A University of Texas at Arlington computer scientist is developing a portable computer vision system that integrates augmented reality into aircraft maintenance training for the U.S. Air Force.
William Beksi, assistant professor of computer science and engineering, has received a $450,000 Small Business Technology Transfer grant from the Air Force Research Laboratory to fund his project. He’s trying to assist Air Force efforts to keep its aircraft in peak operating condition as the military branch attempts to replace the collective knowledge and skills of retiring service members.
“There are lots of manual tasks that aircraft maintainers must do each day, and we’re not at the point where they can be fully automated,” Beksi said. “But if we give maintainers technology, they can be much more efficient in completing these tasks. We hope our solution will significantly expedite the Air Force’s maintenance training program and make it more effective.”
Beksi plans to use field-programmable gate arrays (FPGAs) to make a small device that can be attached to a belt and then connected to a head-mounted display that will help the maintainer detect and identify parts in 3D. FPGAs are integrated circuits commonly used in applications where speed and flexibility are needed. They are lighter and more portable than a traditional central processing unit and they require low power so batteries will last for hours. Additionally, they can run deep neural networks quickly without lag.
A typical use for this technology could be the assembly and disassembly of an aircraft wing, where the technology would help the maintainers determine where to start and show which objects they are looking for.
“The Air Force wants to see this work because now they’re tied to a specific location, such as a hangar, and their maintainers can’t move around the base freely,” Beksi said. “The major advantage to this solution is that its portability removes constraints so people can move from place to place and complete their tasks efficiently.”
Beksi is working with the company krtkl to develop the hardware while his lab develops the artificial intelligence that will run on it. They will test the prototype at Robins Air Force Base in Warner-Robins, Georgia, with an eye on successfully commercializing the technology for use by commercial airlines or other large organizations.
“The Air Force’s desire to increase efficiency in training its personnel to better work with maintenance and manufacturing tasks provides the impetus to create something that has far-reaching effects,” said Hong Jiang, Nedderman Professor and chair of UTA’s Computer Science and Engineering Department. “This program is an excellent opportunity for UTA to collaborate with small businesses to develop solutions that will help industry in many fields.”
The Small Business Technology Transfer program is highly competitive and encourages domestic small businesses to engage in federal research/research and development with the potential for commercialization.
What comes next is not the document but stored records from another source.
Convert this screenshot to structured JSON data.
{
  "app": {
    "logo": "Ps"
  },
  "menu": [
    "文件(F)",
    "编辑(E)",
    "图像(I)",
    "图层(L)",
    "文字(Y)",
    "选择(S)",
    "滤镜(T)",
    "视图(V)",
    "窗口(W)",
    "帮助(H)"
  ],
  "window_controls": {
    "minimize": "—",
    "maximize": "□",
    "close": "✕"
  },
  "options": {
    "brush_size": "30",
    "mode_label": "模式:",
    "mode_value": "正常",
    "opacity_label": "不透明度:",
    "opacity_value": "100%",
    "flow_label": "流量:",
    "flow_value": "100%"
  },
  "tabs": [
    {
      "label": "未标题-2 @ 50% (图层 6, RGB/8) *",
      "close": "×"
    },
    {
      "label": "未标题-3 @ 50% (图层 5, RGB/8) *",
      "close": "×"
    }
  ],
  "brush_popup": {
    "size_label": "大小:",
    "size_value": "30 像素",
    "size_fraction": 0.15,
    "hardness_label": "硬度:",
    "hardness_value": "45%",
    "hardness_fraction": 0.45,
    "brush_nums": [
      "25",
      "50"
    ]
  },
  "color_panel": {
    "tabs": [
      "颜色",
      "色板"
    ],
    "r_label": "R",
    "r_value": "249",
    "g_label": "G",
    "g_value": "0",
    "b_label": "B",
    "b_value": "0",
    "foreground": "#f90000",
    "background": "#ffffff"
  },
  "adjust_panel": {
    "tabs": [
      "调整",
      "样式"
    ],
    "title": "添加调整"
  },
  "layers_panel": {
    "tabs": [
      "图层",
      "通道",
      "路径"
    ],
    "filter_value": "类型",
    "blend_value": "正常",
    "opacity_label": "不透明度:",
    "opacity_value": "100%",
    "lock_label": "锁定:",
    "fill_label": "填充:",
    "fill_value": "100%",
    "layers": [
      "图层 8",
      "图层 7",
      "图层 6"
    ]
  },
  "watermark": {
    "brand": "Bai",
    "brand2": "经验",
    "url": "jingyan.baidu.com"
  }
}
The program relies on partnerships between small businesses and nonprofit research institutions, with the small business required to formally collaborate with the latter in Phases I and II. The program’s most important role is to bridge the gap between performance of basic science and commercialization of resulting innovations.
- Written by Jeremy Agor, College of Engineering